The good news for Kentucky is this: It has the ability to shut down one of KU’s best offensive weapons, which is transition. The Wildcats are fast, tall and athletic, so it should be difficult for the Jayhawks to get the uncontested shots that are often available against nonconference opponents.

Having said that, the fear for Kentucky has to be getting out to KU’s shooters. The team has done a poor job with that while playing man defense, and a zone likely isn’t going to fix the problem, as KU could potentially shoot over the top of that as well.

For the Jayhawks, getting points inside could be tough. The Jayhawks don’t have great get-to-the-basket drivers like Frank Mason and Josh Jackson were last year, and Udoka Azubuike is still at a stage where he’ll get most of his points with help from others.
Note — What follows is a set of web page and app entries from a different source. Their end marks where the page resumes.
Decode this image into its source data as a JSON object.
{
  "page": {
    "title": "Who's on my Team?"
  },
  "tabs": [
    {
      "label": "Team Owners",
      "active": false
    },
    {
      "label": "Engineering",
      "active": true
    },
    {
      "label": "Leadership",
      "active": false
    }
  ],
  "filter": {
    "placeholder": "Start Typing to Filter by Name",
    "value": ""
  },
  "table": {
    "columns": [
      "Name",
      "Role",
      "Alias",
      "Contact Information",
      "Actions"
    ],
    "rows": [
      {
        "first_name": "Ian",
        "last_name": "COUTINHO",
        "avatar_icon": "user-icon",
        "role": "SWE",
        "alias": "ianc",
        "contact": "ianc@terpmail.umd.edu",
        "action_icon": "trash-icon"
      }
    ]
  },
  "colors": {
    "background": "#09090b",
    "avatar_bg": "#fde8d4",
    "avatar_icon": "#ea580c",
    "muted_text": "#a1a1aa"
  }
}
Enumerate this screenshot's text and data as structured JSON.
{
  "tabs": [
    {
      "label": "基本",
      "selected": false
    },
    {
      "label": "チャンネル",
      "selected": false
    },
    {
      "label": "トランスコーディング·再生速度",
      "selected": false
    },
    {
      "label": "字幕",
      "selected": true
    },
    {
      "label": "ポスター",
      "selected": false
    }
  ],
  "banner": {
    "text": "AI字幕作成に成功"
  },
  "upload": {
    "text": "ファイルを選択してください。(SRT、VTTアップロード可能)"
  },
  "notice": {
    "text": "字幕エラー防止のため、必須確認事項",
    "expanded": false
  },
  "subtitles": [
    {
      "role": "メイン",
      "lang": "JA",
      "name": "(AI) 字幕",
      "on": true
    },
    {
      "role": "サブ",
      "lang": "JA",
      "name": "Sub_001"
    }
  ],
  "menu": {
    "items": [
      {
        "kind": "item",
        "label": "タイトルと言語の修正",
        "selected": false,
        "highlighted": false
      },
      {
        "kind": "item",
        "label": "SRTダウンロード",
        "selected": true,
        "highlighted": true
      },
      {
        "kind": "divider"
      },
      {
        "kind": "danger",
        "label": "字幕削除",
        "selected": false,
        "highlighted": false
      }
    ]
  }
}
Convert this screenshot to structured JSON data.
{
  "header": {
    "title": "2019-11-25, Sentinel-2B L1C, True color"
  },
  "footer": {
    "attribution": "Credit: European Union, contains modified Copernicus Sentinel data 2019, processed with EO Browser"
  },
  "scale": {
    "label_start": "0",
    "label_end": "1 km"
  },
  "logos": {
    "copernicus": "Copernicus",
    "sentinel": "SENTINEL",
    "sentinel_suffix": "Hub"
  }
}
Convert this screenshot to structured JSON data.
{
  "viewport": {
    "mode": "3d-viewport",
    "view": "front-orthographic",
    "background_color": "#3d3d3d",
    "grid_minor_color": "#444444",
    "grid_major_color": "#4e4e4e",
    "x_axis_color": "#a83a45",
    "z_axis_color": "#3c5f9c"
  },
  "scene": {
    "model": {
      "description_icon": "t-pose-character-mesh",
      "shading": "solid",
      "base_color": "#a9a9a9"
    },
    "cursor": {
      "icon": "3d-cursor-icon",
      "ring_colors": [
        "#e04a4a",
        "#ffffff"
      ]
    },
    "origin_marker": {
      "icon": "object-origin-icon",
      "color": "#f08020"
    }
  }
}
There’s also the risk of foul trouble against Kentucky’s huge front line, and even one player getting two first-half whistles could drastically change how coach Bill Self is able to play.

I see this as a close one. Kentucky might still be finding itself with college basketball’s youngest roster in at least a decade, but if the Wildcats shoot a bit better Tuesday while bringing their strong interior defense, there’s no reason they can’t be in it late.

Kansas 74, Kentucky 73

Jesse’s pick to cover spread: Kentucky

Hawk to Rock

KU will need Svi Mykhailiuk’s three-point shooting against Kentucky. The senior guard should have teammates getting him opportunities with kickouts, and if he can confidently step into those shots and make them, he has the potential for a big night.

Last game prediction: Kansas 93, Tennessee State 60 (Actual: KU 92-56)

2017-18 record vs. spread: 1-0

Last four seasons’ record vs. spread: 59-43-3

Jesse Newell: 816-234-4759, @jessenewell